> WHAT THE TASK ASKS: Retype all the records with nothing changed.

> DATA PROVIDED:

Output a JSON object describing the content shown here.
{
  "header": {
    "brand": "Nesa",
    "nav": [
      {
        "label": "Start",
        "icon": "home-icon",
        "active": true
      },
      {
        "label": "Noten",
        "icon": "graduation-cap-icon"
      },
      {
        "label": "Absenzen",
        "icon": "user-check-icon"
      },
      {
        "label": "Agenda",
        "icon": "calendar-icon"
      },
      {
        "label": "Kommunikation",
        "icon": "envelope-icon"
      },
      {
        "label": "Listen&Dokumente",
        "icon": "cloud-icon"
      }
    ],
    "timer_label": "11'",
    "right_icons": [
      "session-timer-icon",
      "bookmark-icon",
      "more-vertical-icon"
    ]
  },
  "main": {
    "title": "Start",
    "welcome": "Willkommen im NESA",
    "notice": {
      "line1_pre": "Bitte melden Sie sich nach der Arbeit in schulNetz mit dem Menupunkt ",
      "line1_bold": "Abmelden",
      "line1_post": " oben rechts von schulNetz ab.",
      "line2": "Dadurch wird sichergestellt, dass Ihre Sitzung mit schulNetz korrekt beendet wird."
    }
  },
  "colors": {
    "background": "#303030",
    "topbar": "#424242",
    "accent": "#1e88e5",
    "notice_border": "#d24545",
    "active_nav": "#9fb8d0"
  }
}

> WRITTEN SOLUTION:
Output a JSON object describing the content shown here.
{
  "header": {
    "brand": "Nesa",
    "nav": [
      {
        "label": "Start",
        "icon": "home-icon",
        "active": true
      },
      {
        "label": "Noten",
        "icon": "graduation-cap-icon"
      },
      {
        "label": "Absenzen",
        "icon": "user-check-icon"
      },
      {
        "label": "Agenda",
        "icon": "calendar-icon"
      },
      {
        "label": "Kommunikation",
        "icon": "envelope-icon"
      },
      {
        "label": "Listen&Dokumente",
        "icon": "cloud-icon"
      }
    ],
    "timer_label": "11'",
    "right_icons": [
      "session-timer-icon",
      "bookmark-icon",
      "more-vertical-icon"
    ]
  },
  "main": {
    "title": "Start",
    "welcome": "Willkommen im NESA",
    "notice": {
      "line1_pre": "Bitte melden Sie sich nach der Arbeit in schulNetz mit dem Menupunkt ",
      "line1_bold": "Abmelden",
      "line1_post": " oben rechts von schulNetz ab.",
      "line2": "Dadurch wird sichergestellt, dass Ihre Sitzung mit schulNetz korrekt beendet wird."
    }
  },
  "colors": {
    "background": "#303030",
    "topbar": "#424242",
    "accent": "#1e88e5",
    "notice_border": "#d24545",
    "active_nav": "#9fb8d0"
  }
}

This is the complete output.